■ Collection entries:
# # # # #

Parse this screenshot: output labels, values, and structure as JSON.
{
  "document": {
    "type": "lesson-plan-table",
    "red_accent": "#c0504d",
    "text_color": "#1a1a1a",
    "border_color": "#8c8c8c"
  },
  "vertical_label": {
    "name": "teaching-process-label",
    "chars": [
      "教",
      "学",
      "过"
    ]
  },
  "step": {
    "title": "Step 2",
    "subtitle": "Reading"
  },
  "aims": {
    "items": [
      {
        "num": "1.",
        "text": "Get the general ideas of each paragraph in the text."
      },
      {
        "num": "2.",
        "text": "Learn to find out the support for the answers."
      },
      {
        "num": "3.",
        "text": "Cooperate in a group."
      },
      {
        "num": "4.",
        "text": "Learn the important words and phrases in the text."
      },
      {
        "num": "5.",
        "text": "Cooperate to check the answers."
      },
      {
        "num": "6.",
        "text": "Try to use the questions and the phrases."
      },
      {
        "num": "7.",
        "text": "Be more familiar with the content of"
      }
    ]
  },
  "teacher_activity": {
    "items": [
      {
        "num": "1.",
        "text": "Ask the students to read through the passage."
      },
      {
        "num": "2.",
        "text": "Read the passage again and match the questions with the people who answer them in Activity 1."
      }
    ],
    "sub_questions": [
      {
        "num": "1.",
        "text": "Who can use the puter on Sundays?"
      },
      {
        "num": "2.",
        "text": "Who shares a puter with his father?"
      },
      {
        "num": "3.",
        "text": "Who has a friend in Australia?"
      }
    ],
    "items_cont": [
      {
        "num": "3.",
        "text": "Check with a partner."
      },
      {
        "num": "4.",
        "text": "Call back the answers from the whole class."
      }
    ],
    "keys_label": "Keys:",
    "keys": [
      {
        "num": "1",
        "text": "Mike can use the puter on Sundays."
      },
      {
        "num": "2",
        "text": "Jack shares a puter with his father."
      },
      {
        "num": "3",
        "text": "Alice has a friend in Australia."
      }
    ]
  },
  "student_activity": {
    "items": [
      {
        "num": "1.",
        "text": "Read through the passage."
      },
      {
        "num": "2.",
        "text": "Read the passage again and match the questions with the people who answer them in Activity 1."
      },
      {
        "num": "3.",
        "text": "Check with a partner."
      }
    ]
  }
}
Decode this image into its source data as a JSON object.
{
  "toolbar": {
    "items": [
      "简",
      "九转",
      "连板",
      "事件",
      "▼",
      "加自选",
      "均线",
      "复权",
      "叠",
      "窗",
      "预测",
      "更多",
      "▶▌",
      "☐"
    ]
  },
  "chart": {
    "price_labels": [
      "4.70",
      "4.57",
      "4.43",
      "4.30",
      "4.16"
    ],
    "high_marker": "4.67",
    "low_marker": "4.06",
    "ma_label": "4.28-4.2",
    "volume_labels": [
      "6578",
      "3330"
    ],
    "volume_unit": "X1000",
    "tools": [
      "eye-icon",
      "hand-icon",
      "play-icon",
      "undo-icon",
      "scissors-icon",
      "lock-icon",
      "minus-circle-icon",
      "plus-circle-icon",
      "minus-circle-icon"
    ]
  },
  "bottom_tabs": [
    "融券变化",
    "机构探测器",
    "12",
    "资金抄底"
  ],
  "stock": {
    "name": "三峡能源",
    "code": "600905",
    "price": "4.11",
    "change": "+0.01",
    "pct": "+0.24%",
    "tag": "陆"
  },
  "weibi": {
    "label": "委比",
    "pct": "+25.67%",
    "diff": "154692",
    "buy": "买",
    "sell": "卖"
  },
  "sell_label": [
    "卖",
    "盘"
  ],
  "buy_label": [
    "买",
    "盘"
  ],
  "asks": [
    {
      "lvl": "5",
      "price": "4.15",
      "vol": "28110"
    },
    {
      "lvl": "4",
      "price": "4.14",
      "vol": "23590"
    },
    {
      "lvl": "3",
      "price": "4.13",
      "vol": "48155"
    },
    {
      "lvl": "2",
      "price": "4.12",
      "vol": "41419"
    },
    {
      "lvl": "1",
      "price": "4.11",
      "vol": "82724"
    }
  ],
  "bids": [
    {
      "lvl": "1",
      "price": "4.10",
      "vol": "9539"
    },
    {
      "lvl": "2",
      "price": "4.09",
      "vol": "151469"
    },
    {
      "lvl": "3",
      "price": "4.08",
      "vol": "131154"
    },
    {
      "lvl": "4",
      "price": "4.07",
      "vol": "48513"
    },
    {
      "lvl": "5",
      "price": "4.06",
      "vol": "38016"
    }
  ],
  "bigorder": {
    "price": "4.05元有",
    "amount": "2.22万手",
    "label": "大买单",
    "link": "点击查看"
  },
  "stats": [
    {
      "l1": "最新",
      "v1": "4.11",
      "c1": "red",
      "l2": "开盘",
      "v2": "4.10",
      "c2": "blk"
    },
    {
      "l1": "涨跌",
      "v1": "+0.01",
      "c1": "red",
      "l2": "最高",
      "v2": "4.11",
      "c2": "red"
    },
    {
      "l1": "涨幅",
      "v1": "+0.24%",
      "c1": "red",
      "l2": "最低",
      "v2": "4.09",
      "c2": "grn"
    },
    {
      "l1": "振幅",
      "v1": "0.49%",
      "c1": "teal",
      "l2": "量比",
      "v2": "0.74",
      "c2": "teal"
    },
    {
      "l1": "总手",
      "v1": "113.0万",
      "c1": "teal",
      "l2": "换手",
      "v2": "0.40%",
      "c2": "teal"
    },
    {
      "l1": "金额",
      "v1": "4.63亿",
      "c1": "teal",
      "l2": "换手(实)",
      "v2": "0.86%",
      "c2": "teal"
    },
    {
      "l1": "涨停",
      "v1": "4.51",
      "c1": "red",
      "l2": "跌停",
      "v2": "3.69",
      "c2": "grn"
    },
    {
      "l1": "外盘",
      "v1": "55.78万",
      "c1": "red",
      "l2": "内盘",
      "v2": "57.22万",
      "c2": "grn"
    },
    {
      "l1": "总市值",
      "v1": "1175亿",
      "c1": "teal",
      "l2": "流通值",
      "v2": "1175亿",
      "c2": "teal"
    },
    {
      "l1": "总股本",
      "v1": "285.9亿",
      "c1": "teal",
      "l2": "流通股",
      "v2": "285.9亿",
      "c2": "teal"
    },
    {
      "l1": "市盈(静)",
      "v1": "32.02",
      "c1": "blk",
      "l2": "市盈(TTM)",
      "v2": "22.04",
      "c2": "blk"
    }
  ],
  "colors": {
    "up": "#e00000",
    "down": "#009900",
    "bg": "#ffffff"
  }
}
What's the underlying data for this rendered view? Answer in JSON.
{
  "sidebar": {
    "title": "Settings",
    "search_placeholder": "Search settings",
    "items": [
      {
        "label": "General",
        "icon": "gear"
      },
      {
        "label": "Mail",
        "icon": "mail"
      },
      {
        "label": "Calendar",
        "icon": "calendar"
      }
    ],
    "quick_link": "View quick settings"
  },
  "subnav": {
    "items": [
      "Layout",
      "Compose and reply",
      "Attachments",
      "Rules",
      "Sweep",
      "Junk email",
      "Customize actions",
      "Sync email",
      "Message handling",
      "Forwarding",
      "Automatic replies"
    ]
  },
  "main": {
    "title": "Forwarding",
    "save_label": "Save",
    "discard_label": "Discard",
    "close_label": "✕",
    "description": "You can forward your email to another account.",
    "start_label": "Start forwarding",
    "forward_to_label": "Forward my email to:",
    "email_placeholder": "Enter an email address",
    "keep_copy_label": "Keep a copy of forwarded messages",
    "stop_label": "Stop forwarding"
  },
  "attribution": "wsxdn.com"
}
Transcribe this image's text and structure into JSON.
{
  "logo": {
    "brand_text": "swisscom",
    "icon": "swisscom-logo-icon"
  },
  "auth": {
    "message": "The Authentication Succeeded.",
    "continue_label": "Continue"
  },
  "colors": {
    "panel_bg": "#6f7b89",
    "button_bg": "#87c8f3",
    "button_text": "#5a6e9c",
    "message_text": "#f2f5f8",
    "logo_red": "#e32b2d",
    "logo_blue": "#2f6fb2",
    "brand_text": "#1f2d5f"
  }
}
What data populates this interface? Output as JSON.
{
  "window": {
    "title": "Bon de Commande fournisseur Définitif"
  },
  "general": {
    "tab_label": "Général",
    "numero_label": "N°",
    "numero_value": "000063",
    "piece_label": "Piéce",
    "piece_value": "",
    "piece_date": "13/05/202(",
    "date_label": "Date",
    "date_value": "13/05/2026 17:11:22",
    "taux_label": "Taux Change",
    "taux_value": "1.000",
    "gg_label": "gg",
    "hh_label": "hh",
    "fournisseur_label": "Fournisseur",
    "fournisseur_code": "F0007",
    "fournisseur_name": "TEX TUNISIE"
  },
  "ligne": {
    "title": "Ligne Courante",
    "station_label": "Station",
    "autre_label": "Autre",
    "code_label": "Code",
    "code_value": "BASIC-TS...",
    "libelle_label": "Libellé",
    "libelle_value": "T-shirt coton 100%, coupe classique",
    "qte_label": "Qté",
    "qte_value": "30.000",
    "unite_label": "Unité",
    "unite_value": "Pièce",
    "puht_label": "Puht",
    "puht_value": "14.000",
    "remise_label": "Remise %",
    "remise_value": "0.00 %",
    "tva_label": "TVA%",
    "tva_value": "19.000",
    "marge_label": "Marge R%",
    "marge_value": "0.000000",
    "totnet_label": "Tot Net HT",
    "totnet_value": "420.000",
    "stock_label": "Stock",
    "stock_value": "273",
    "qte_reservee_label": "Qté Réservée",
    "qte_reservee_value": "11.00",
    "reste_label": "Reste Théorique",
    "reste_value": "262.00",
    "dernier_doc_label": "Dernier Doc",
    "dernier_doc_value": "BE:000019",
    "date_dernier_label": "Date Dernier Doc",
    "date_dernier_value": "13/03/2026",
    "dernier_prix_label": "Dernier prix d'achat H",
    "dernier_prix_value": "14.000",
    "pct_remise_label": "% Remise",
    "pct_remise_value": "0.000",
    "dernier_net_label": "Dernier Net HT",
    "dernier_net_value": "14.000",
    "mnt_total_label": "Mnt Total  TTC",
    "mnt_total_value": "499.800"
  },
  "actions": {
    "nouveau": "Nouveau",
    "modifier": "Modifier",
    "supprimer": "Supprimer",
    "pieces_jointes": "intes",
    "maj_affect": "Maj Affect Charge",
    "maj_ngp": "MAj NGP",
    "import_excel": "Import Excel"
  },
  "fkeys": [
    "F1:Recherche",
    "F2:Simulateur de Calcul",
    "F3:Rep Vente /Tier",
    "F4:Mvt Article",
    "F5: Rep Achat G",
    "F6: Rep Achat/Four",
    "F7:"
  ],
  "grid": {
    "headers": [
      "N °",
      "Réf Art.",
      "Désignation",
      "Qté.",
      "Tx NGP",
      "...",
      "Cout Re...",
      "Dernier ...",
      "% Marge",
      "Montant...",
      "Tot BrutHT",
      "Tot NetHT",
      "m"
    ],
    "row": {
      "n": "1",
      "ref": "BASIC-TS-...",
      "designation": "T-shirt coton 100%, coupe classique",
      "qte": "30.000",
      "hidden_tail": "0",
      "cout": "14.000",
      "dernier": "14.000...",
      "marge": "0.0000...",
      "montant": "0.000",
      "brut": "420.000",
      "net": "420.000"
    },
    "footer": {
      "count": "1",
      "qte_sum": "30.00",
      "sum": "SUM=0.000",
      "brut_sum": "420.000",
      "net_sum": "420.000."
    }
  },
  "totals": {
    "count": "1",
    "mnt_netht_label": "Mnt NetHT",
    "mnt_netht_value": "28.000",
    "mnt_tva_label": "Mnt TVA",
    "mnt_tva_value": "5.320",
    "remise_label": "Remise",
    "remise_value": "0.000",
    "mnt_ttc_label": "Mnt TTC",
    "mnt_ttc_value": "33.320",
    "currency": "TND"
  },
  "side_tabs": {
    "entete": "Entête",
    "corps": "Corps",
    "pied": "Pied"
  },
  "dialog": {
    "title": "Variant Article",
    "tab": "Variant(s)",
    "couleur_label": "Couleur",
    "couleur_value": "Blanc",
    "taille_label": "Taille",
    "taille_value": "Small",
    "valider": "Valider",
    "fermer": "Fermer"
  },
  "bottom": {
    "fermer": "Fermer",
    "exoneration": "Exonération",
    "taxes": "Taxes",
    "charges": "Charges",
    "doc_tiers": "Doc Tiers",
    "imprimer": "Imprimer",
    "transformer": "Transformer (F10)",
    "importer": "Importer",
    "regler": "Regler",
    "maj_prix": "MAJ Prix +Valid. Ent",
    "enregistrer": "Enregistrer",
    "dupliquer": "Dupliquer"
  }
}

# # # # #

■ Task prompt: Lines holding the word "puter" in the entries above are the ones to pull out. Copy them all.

■ Result for this exercise:
        "text": "Who can use the puter on Sundays?"
        "text": "Who shares a puter with his father?"
        "text": "Mike can use the puter on Sundays."
        "text": "Jack shares a puter with his father."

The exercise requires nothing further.